» WORK REQUEST:
Lift out each line of the data that holds "Weight".
____
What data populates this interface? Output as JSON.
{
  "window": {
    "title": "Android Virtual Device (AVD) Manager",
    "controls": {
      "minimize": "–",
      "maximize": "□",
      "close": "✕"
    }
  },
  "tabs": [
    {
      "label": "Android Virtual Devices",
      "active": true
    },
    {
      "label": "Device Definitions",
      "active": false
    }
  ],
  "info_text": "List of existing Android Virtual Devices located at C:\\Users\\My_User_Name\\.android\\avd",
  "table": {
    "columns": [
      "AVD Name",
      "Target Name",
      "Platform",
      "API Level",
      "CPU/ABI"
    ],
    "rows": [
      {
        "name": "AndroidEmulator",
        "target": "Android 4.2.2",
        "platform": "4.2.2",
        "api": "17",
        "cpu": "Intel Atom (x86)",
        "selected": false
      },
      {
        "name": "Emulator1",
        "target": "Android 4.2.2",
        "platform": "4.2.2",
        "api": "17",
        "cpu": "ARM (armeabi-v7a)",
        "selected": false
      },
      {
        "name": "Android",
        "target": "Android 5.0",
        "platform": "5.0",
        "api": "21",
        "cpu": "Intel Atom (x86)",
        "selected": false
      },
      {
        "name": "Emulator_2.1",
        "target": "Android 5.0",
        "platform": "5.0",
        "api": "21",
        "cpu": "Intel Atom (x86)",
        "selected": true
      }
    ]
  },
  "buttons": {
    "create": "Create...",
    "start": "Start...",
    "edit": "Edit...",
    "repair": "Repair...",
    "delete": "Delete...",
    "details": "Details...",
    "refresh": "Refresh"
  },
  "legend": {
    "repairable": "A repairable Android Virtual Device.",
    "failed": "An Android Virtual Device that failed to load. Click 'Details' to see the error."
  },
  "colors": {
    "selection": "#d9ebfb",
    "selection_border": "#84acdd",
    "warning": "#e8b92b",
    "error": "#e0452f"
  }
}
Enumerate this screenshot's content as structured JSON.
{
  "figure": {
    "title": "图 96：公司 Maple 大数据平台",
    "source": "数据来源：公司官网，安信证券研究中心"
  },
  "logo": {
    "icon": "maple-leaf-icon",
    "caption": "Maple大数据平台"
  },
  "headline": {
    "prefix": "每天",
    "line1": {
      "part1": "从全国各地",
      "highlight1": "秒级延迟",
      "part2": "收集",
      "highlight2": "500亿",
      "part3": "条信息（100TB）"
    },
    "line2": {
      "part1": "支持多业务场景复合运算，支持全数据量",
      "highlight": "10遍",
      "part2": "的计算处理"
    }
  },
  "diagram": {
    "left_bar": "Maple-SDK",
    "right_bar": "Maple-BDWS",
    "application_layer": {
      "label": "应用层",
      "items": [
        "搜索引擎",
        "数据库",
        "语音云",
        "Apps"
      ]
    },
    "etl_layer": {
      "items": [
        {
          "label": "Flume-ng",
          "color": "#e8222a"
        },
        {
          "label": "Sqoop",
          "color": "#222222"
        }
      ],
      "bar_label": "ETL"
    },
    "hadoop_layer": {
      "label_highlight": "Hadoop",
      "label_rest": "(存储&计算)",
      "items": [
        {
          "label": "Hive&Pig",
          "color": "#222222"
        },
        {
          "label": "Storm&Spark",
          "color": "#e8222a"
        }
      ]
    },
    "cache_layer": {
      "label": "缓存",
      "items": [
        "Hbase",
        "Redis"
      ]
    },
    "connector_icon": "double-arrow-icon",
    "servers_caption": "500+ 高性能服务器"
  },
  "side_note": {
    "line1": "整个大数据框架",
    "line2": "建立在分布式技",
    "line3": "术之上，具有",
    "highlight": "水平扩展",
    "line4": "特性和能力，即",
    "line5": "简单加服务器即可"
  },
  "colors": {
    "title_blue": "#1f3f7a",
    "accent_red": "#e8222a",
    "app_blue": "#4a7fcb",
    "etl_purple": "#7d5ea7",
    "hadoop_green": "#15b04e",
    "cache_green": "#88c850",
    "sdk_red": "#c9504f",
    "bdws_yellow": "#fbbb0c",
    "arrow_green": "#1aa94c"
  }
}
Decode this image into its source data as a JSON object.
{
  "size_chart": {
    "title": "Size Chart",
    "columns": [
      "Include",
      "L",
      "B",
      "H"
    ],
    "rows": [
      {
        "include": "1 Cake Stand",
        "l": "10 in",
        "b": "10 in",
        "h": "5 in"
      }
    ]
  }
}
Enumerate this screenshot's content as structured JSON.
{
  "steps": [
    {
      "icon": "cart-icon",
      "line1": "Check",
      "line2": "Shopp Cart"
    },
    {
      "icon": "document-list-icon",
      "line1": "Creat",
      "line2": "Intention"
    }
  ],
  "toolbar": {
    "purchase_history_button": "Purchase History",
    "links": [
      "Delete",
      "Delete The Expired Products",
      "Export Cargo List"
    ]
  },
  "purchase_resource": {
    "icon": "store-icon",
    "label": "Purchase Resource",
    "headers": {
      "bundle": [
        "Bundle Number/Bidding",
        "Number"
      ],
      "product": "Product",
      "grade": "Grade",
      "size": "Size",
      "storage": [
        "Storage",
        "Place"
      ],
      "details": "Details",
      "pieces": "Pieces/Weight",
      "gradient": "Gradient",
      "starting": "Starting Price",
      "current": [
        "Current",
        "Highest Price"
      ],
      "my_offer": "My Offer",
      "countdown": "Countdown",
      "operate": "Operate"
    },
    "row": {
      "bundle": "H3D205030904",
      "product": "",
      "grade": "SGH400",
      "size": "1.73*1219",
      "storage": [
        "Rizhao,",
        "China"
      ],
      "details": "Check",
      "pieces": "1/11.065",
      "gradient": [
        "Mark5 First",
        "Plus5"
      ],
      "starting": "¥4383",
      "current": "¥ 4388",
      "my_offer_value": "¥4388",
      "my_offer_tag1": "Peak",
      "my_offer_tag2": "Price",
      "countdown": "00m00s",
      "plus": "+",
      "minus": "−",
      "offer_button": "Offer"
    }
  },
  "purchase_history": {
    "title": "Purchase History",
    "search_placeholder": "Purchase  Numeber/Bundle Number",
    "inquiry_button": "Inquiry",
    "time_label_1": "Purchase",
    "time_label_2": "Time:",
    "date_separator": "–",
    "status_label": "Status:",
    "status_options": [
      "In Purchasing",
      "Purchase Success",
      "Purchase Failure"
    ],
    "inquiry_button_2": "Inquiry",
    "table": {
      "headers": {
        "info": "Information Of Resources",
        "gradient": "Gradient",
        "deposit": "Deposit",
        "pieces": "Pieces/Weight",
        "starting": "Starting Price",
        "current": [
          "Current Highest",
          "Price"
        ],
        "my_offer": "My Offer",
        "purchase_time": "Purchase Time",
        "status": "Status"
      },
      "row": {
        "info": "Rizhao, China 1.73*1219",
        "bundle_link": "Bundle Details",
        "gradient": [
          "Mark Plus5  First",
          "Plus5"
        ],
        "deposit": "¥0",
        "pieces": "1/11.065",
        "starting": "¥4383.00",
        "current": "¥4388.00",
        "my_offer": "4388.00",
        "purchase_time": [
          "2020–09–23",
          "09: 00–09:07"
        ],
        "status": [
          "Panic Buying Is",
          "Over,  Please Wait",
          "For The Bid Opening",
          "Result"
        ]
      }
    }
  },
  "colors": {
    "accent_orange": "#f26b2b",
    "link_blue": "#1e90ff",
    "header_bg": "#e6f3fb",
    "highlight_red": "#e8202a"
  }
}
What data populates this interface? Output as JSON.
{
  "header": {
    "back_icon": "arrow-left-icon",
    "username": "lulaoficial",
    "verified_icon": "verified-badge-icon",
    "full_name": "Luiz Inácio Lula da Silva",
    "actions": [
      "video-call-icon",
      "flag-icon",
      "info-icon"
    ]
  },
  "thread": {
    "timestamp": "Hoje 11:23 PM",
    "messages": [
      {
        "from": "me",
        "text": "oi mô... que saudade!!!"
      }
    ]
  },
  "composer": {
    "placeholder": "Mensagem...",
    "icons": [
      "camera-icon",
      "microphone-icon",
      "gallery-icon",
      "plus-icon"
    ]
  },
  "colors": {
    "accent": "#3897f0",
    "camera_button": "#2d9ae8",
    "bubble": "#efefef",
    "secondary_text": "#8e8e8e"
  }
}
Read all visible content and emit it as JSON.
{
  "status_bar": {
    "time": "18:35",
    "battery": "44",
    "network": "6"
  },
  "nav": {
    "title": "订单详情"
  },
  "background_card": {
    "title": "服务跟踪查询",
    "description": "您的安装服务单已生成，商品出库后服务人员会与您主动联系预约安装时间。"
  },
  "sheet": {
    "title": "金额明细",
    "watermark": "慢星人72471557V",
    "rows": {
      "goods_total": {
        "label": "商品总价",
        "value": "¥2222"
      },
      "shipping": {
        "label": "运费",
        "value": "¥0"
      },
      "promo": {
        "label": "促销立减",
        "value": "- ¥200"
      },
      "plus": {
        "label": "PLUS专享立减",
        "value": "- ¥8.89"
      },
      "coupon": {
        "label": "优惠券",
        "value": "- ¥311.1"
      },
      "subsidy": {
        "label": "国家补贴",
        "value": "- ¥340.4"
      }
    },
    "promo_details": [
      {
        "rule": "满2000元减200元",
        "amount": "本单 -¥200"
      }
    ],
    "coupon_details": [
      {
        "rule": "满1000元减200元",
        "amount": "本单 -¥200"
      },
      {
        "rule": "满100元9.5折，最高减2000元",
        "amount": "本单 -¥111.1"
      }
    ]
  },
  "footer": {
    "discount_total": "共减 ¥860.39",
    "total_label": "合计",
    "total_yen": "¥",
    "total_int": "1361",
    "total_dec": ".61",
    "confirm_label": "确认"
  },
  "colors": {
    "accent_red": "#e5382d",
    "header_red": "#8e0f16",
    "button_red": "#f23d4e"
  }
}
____
» ANSWER TO THE EXERCISE:
      "pieces": "Pieces/Weight",
        "pieces": "Pieces/Weight",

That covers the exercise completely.